As the school year begins in Mexico, dissident teachers in the country’s southern states show no signs of letting up their protests against the government’s planned educational reforms.
The teachers have been on strike since May because of concerns over government plans to institute test-based teacher evaluations.
Leaders of the dissident teachers’ union, National Coordinator of Education Workers, or CNTE, say they plan to continue to man blockades they have setup in the southern states of Oaxaca, Chiapas, Guerrero and Michoacán, as well as in parts of the capital city, reports The Wall Street Journal.
Those highway blockades have virtually shut down parts of the country.
On Monday, in a speech marking the first day of school, President Enrique Peña Nieto said his administration would stop all negotiations with the CTNE until they returned to work.
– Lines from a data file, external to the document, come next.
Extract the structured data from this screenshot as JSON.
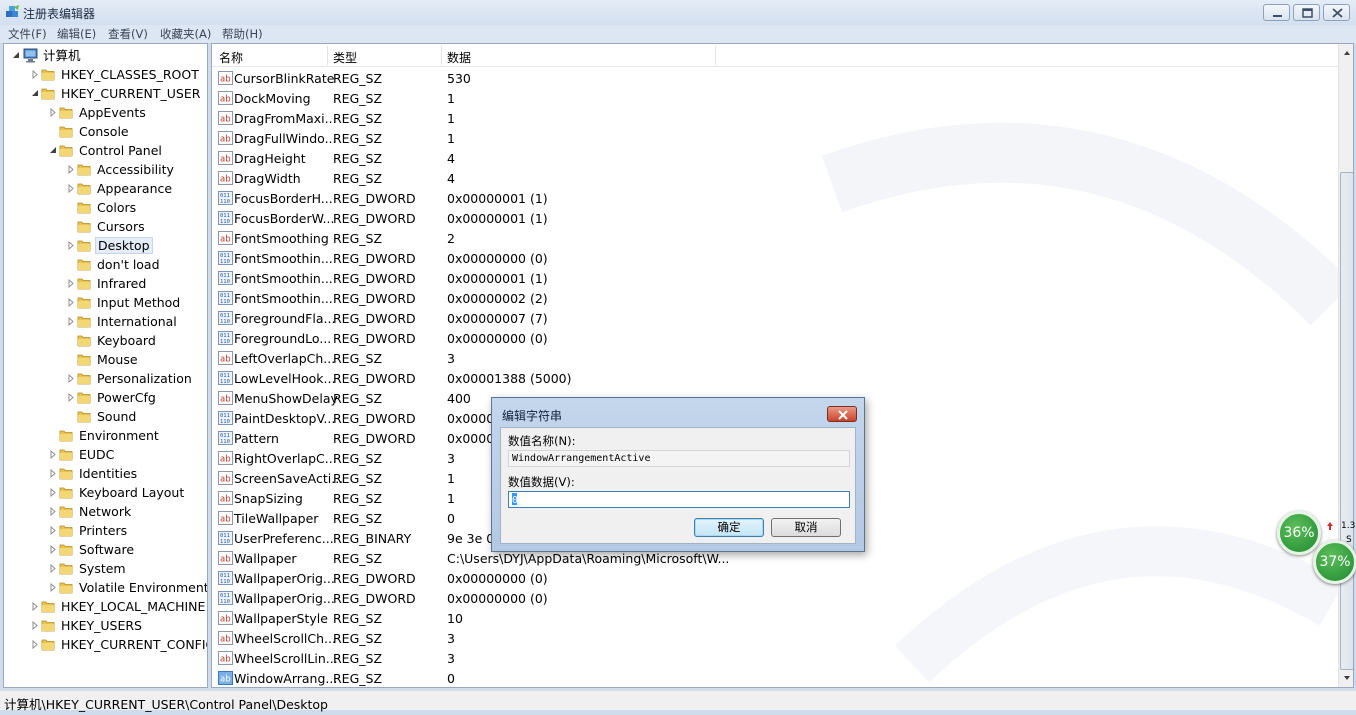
{
  "window": {
    "title": "注册表编辑器",
    "controls": [
      "minimize-icon",
      "maximize-icon",
      "close-icon"
    ]
  },
  "menu": [
    "文件(F)",
    "编辑(E)",
    "查看(V)",
    "收藏夹(A)",
    "帮助(H)"
  ],
  "tree": {
    "root": "计算机",
    "items": [
      {
        "label": "HKEY_CLASSES_ROOT",
        "level": 1,
        "expander": "collapsed"
      },
      {
        "label": "HKEY_CURRENT_USER",
        "level": 1,
        "expander": "expanded"
      },
      {
        "label": "AppEvents",
        "level": 2,
        "expander": "collapsed"
      },
      {
        "label": "Console",
        "level": 2,
        "expander": "none"
      },
      {
        "label": "Control Panel",
        "level": 2,
        "expander": "expanded"
      },
      {
        "label": "Accessibility",
        "level": 3,
        "expander": "collapsed"
      },
      {
        "label": "Appearance",
        "level": 3,
        "expander": "collapsed"
      },
      {
        "label": "Colors",
        "level": 3,
        "expander": "none"
      },
      {
        "label": "Cursors",
        "level": 3,
        "expander": "none"
      },
      {
        "label": "Desktop",
        "level": 3,
        "expander": "collapsed",
        "selected": true
      },
      {
        "label": "don't load",
        "level": 3,
        "expander": "none"
      },
      {
        "label": "Infrared",
        "level": 3,
        "expander": "collapsed"
      },
      {
        "label": "Input Method",
        "level": 3,
        "expander": "collapsed"
      },
      {
        "label": "International",
        "level": 3,
        "expander": "collapsed"
      },
      {
        "label": "Keyboard",
        "level": 3,
        "expander": "none"
      },
      {
        "label": "Mouse",
        "level": 3,
        "expander": "none"
      },
      {
        "label": "Personalization",
        "level": 3,
        "expander": "collapsed"
      },
      {
        "label": "PowerCfg",
        "level": 3,
        "expander": "collapsed"
      },
      {
        "label": "Sound",
        "level": 3,
        "expander": "none"
      },
      {
        "label": "Environment",
        "level": 2,
        "expander": "none"
      },
      {
        "label": "EUDC",
        "level": 2,
        "expander": "collapsed"
      },
      {
        "label": "Identities",
        "level": 2,
        "expander": "collapsed"
      },
      {
        "label": "Keyboard Layout",
        "level": 2,
        "expander": "collapsed"
      },
      {
        "label": "Network",
        "level": 2,
        "expander": "collapsed"
      },
      {
        "label": "Printers",
        "level": 2,
        "expander": "collapsed"
      },
      {
        "label": "Software",
        "level": 2,
        "expander": "collapsed"
      },
      {
        "label": "System",
        "level": 2,
        "expander": "collapsed"
      },
      {
        "label": "Volatile Environment",
        "level": 2,
        "expander": "collapsed"
      },
      {
        "label": "HKEY_LOCAL_MACHINE",
        "level": 1,
        "expander": "collapsed"
      },
      {
        "label": "HKEY_USERS",
        "level": 1,
        "expander": "collapsed"
      },
      {
        "label": "HKEY_CURRENT_CONFIG",
        "level": 1,
        "expander": "collapsed"
      }
    ]
  },
  "list": {
    "columns": [
      "名称",
      "类型",
      "数据"
    ],
    "rows": [
      {
        "icon": "string",
        "name": "CursorBlinkRate",
        "type": "REG_SZ",
        "data": "530"
      },
      {
        "icon": "string",
        "name": "DockMoving",
        "type": "REG_SZ",
        "data": "1"
      },
      {
        "icon": "string",
        "name": "DragFromMaxi...",
        "type": "REG_SZ",
        "data": "1"
      },
      {
        "icon": "string",
        "name": "DragFullWindo...",
        "type": "REG_SZ",
        "data": "1"
      },
      {
        "icon": "string",
        "name": "DragHeight",
        "type": "REG_SZ",
        "data": "4"
      },
      {
        "icon": "string",
        "name": "DragWidth",
        "type": "REG_SZ",
        "data": "4"
      },
      {
        "icon": "binary",
        "name": "FocusBorderH...",
        "type": "REG_DWORD",
        "data": "0x00000001 (1)"
      },
      {
        "icon": "binary",
        "name": "FocusBorderW...",
        "type": "REG_DWORD",
        "data": "0x00000001 (1)"
      },
      {
        "icon": "string",
        "name": "FontSmoothing",
        "type": "REG_SZ",
        "data": "2"
      },
      {
        "icon": "binary",
        "name": "FontSmoothin...",
        "type": "REG_DWORD",
        "data": "0x00000000 (0)"
      },
      {
        "icon": "binary",
        "name": "FontSmoothin...",
        "type": "REG_DWORD",
        "data": "0x00000001 (1)"
      },
      {
        "icon": "binary",
        "name": "FontSmoothin...",
        "type": "REG_DWORD",
        "data": "0x00000002 (2)"
      },
      {
        "icon": "binary",
        "name": "ForegroundFla...",
        "type": "REG_DWORD",
        "data": "0x00000007 (7)"
      },
      {
        "icon": "binary",
        "name": "ForegroundLo...",
        "type": "REG_DWORD",
        "data": "0x00000000 (0)"
      },
      {
        "icon": "string",
        "name": "LeftOverlapCh...",
        "type": "REG_SZ",
        "data": "3"
      },
      {
        "icon": "binary",
        "name": "LowLevelHook...",
        "type": "REG_DWORD",
        "data": "0x00001388 (5000)"
      },
      {
        "icon": "string",
        "name": "MenuShowDelay",
        "type": "REG_SZ",
        "data": "400"
      },
      {
        "icon": "binary",
        "name": "PaintDesktopV...",
        "type": "REG_DWORD",
        "data": "0x000000"
      },
      {
        "icon": "binary",
        "name": "Pattern",
        "type": "REG_DWORD",
        "data": "0x000000"
      },
      {
        "icon": "string",
        "name": "RightOverlapC...",
        "type": "REG_SZ",
        "data": "3"
      },
      {
        "icon": "string",
        "name": "ScreenSaveActi...",
        "type": "REG_SZ",
        "data": "1"
      },
      {
        "icon": "string",
        "name": "SnapSizing",
        "type": "REG_SZ",
        "data": "1"
      },
      {
        "icon": "string",
        "name": "TileWallpaper",
        "type": "REG_SZ",
        "data": "0"
      },
      {
        "icon": "binary",
        "name": "UserPreferenc...",
        "type": "REG_BINARY",
        "data": "9e 3e 07"
      },
      {
        "icon": "string",
        "name": "Wallpaper",
        "type": "REG_SZ",
        "data": "C:\\Users\\DYJ\\AppData\\Roaming\\Microsoft\\W..."
      },
      {
        "icon": "binary",
        "name": "WallpaperOrig...",
        "type": "REG_DWORD",
        "data": "0x00000000 (0)"
      },
      {
        "icon": "binary",
        "name": "WallpaperOrig...",
        "type": "REG_DWORD",
        "data": "0x00000000 (0)"
      },
      {
        "icon": "string",
        "name": "WallpaperStyle",
        "type": "REG_SZ",
        "data": "10"
      },
      {
        "icon": "string",
        "name": "WheelScrollCh...",
        "type": "REG_SZ",
        "data": "3"
      },
      {
        "icon": "string",
        "name": "WheelScrollLin...",
        "type": "REG_SZ",
        "data": "3"
      },
      {
        "icon": "string-selected",
        "name": "WindowArrang...",
        "type": "REG_SZ",
        "data": "0"
      }
    ]
  },
  "status": {
    "path": "计算机\\HKEY_CURRENT_USER\\Control Panel\\Desktop"
  },
  "dialog": {
    "title": "编辑字符串",
    "name_label": "数值名称(N):",
    "name_value": "WindowArrangementActive",
    "data_label": "数值数据(V):",
    "data_value": "0",
    "ok_label": "确定",
    "cancel_label": "取消"
  },
  "overlay": {
    "gauge_top": "36%",
    "gauge_bottom": "37%",
    "snippet_1": "1.3",
    "snippet_2": "S"
  },
  "colors": {
    "folder": "#e8c44f",
    "string_icon": "#c0392b",
    "binary_icon": "#2b5aa8",
    "gauge_green": "#2e9b3d",
    "dialog_accent": "#3c7fb1"
  }
}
“There won’t be any more dialogue if we don’t first guarantee that boys and girls can receive education in classrooms that today are closed,” he said.
According to Education Minister Aurelio Nuño, most schools in Michoacán, Guerrero and Mexico City opened this week without a hitch, but about half of schools in Oaxaca, where the activist union is the strongest, remained closed, and virtually no schools in Chiapas have opened, reports The Wall Street Journal.
Elsewhere in the country, teachers have begun to take the new tests, and of the 139,000 educators who have sat for the exam more than 85 percent passed, David Calderón, director of the education advocacy group Mexicanos Primero, told The Wall Street Journal.
Members of CNTE, however, contend that the tests ignore the difficulties facing teachers in the south, who educate a largely rural, poor and indigenous population.
A version of this news article first appeared in the Teacher Beat blog.